Input for this task below:

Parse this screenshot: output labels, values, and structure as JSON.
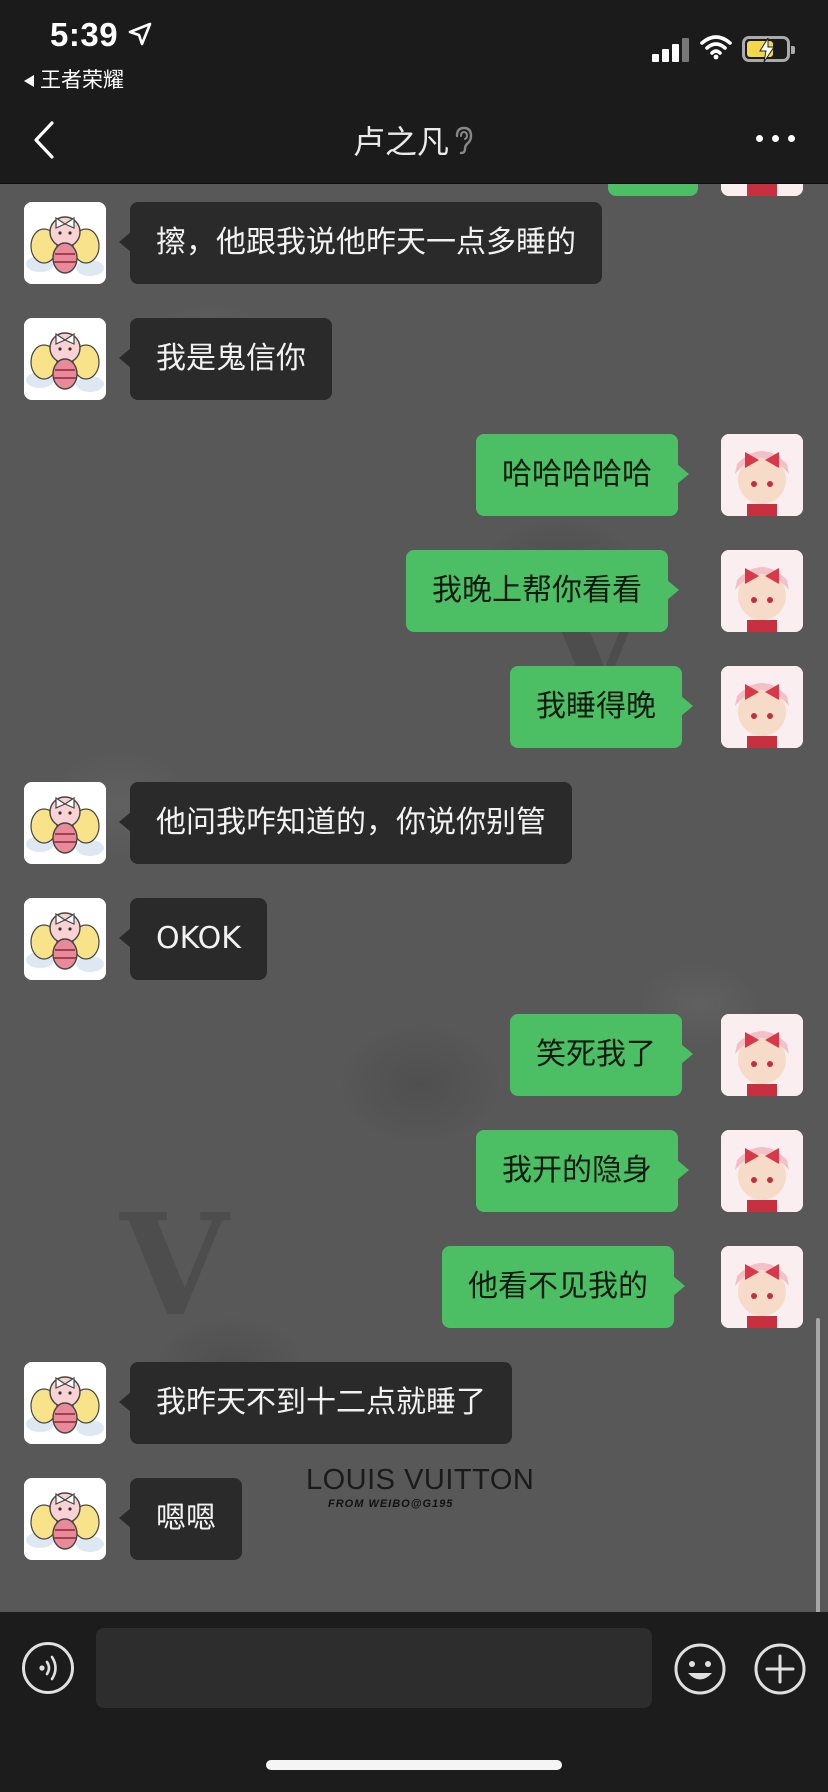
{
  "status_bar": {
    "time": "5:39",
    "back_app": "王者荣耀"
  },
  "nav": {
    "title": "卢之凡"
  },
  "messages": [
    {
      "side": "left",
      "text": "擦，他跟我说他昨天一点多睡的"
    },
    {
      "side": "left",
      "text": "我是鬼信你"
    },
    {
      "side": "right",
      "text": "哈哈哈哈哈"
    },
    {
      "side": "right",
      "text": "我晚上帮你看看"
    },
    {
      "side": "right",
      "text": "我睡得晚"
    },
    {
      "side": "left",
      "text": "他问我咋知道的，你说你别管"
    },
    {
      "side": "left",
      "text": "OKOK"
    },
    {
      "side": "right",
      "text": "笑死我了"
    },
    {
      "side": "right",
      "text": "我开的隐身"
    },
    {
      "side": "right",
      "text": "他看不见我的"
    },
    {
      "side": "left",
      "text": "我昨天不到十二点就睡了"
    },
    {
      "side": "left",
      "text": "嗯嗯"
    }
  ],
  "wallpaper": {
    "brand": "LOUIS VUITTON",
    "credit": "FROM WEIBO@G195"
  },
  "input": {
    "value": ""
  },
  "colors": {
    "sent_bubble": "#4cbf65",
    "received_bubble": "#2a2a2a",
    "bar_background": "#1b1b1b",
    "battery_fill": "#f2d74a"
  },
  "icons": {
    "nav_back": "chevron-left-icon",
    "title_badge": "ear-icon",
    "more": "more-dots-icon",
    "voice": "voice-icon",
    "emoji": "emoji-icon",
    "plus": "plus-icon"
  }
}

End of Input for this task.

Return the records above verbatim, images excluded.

Parse this screenshot: output labels, values, and structure as JSON.
{
  "status_bar": {
    "time": "5:39",
    "back_app": "王者荣耀"
  },
  "nav": {
    "title": "卢之凡"
  },
  "messages": [
    {
      "side": "left",
      "text": "擦，他跟我说他昨天一点多睡的"
    },
    {
      "side": "left",
      "text": "我是鬼信你"
    },
    {
      "side": "right",
      "text": "哈哈哈哈哈"
    },
    {
      "side": "right",
      "text": "我晚上帮你看看"
    },
    {
      "side": "right",
      "text": "我睡得晚"
    },
    {
      "side": "left",
      "text": "他问我咋知道的，你说你别管"
    },
    {
      "side": "left",
      "text": "OKOK"
    },
    {
      "side": "right",
      "text": "笑死我了"
    },
    {
      "side": "right",
      "text": "我开的隐身"
    },
    {
      "side": "right",
      "text": "他看不见我的"
    },
    {
      "side": "left",
      "text": "我昨天不到十二点就睡了"
    },
    {
      "side": "left",
      "text": "嗯嗯"
    }
  ],
  "wallpaper": {
    "brand": "LOUIS VUITTON",
    "credit": "FROM WEIBO@G195"
  },
  "input": {
    "value": ""
  },
  "colors": {
    "sent_bubble": "#4cbf65",
    "received_bubble": "#2a2a2a",
    "bar_background": "#1b1b1b",
    "battery_fill": "#f2d74a"
  },
  "icons": {
    "nav_back": "chevron-left-icon",
    "title_badge": "ear-icon",
    "more": "more-dots-icon",
    "voice": "voice-icon",
    "emoji": "emoji-icon",
    "plus": "plus-icon"
  }
}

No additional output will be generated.